I like stories where the underdog wins. So, when the internet blew up this week about Wall Street hedge fund billionaires being crushed by a bunch of redittors, I was hooked. It really is a fun story. The GameStop incident teaches us a few important lessons about disruptive forces. Here’s the gist for those of you who’ve had better things to do than track the games (literally) in progress.
GameStop Unwittingly Makes the News
GameStock is a video game retailer with about 5,000 stores, mostly in North America and Europe. Until recently, the only news about it was related to its financial decline in the face of online gaming. Its stock price at the start of the year was about $18. This week it crossed $450. Not bad as far as company rallies go, except that this jump had nothing to do with company performance. Turns out, this was fueled by a community of amateur traders on Reddit, whose goal was to drive up the share price and crush hedge funds who had bet against the company. Hedge funds that shorted the stock lost about $20 billion. The redittors, small investors and other regular stock owners made out like bandits. Let’s backtrack a bit to understand how this is even possible.
Shorts, Short Squeezes and Stonks
These types of situations are made possible by complex, risky trading usually undertaken by hedge funds. One such mechanism is “short selling” stock. I borrow your stock, sell it for its current price, and then buy it back much later at a lower price to return it to you. Let’s take an example. I borrow your old iPhone 6 for its current value of $100. I sell it for a $100, and then buy it back 3 years later for $30. You get your junk iPhone 6 back along with a good commission. And I made a big profit too. Some stocks are popular “shorts” because hedge funds believe they will decline. Think GameStop, Blockbuster, Blackberry etc.

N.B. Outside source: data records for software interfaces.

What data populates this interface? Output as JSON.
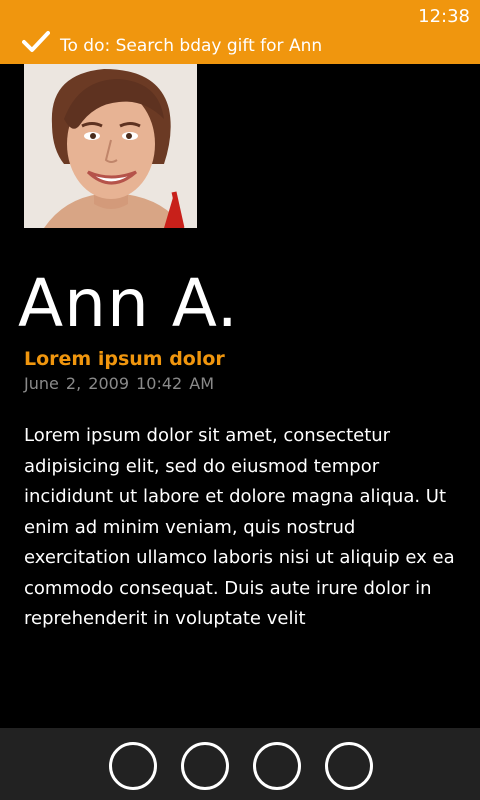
{
  "status_bar": {
    "time": "12:38"
  },
  "notification": {
    "icon": "checkmark-icon",
    "text": "To do: Search bday gift for Ann",
    "color": "#F0960E"
  },
  "contact": {
    "name": "Ann A.",
    "photo": "contact-photo"
  },
  "message": {
    "subject": "Lorem ipsum dolor",
    "datetime": "June 2, 2009  10:42 AM",
    "body": "Lorem ipsum dolor sit amet, consectetur adipisicing elit, sed do eiusmod tempor incididunt ut labore et dolore magna aliqua. Ut enim ad minim veniam, quis nostrud exercitation ullamco laboris nisi ut aliquip ex ea commodo consequat. Duis aute irure dolor in reprehenderit in voluptate velit"
  },
  "app_bar": {
    "buttons": [
      "app-bar-button-1",
      "app-bar-button-2",
      "app-bar-button-3",
      "app-bar-button-4"
    ]
  },
  "colors": {
    "accent": "#F0960E",
    "background": "#000000",
    "app_bar": "#222222",
    "secondary_text": "#8a8a8a"
  }
}
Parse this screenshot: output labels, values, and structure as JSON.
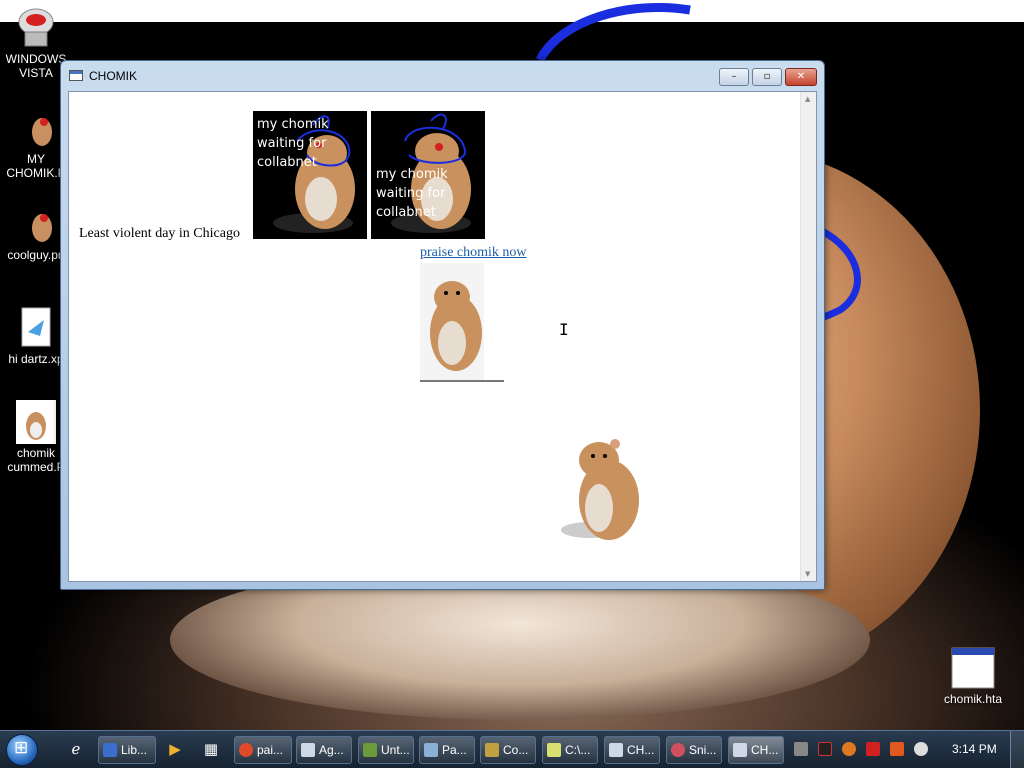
{
  "desktop": {
    "icons": [
      {
        "label": "WINDOWS\nVISTA",
        "icon": "vista-logo-icon"
      },
      {
        "label": "MY\nCHOMIK.P",
        "icon": "image-file-icon"
      },
      {
        "label": "coolguy.pn",
        "icon": "image-file-icon"
      },
      {
        "label": "hi dartz.xp",
        "icon": "document-file-icon"
      },
      {
        "label": "chomik\ncummed.P",
        "icon": "image-file-icon"
      },
      {
        "label": "chomik.hta",
        "icon": "hta-file-icon"
      }
    ]
  },
  "window": {
    "title": "CHOMIK",
    "buttons": {
      "minimize": "–",
      "maximize": "▫",
      "close": "✕"
    },
    "content": {
      "caption": "Least violent day in Chicago",
      "image1_text": "my chomik\nwaiting for\ncollabnet",
      "image2_text": "my chomik\nwaiting for\ncollabnet",
      "link_text": "praise chomik now"
    }
  },
  "taskbar": {
    "items": [
      {
        "label": "Lib...",
        "color": "#3a6fd0"
      },
      {
        "label": "pai...",
        "color": "#e04a2a"
      },
      {
        "label": "Ag...",
        "color": "#cfd8e6"
      },
      {
        "label": "Unt...",
        "color": "#6a9a3a"
      },
      {
        "label": "Pa...",
        "color": "#8ab0d8"
      },
      {
        "label": "Co...",
        "color": "#c0a040"
      },
      {
        "label": "C:\\...",
        "color": "#d8e070"
      },
      {
        "label": "CH...",
        "color": "#cfd8e6"
      },
      {
        "label": "Sni...",
        "color": "#d05060"
      },
      {
        "label": "CH...",
        "color": "#cfd8e6"
      }
    ],
    "clock": "3:14 PM"
  }
}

It sounds good… unless these stocks appreciate dramatically.
In a corner of the internet, a 3 million person amateur investor Reddit group named WallStreetBets believed that the ailing GameStop deserved a lifeline, and the hedge funds ought to get a poke in the eye. WallStreetBets is a mostly male, juvenile, potty-mouthed group that’s been around for almost a decade. They coordinated their purchase of the stock to drive up its price. The short-sellers suffered losses, which led to brokers who had loaned the shorted stock to either deposit more money or close out their positions. The short-sellers thus had to buy stock, which drove up the price further. That in turn drove more short-sellers to close their positions. You get the idea of the upward spiral. That’s called a short squeeze. Elon Musk joined the Twitter frenzy with a single-word tweet “GameStonk”. The word “stonk” is linked with memes. It mis-spells the word “stocks”, and is often associated with bad financial decisions.
GameStop’s Short-Squeeze Unleashes Disruptive Forces
GameStop was just the start. WallStreetBets has already turned its attention to several other stocks, piling into AMC, the movie theater company, and BlackBerry, catapulting those shares too. Popular trading app Robinhood stopped trading in certain stocks. Wall Street, the White House, the US Treasury Secretary and most other financial institutions are following developments closely. Meanwhile, hedge funds are forced to sell other company stocks to find cash. That’s driving the stock market lower. Will this cause the stock markets to decline significantly? And, what happens to the over-inflated GameStop stock price? Nobody knows for sure. What we do know is that certain short-selling hedge funds got disrupted.
What GameStop Teaches Us About Disruptive Forces
There’s a lesson here to be learned beyond “David beats Goliath”. The disruptive forces for hedge funds in this case came from amateur, individual investors. Historically, hedge funds have viewed small private investors with derision. These have no chance to compete with the big funds that have analytics and financial clout. Until… they do. The disruptive technology in this case wasn’t high end analytics, it was a simple social media group.
Disruption and its antidote, digital transformation, aren’t always about better digital capabilities. Sometimes it’s about a very different business model. It also often comes from a different part of your industry. What this means is that benchmarking with current best-in-class players in your industry have inherent limitations. You need to look beyond that. Sometimes the juvenile bros lurking in a corner of the internet might just be good enough to disrupt you.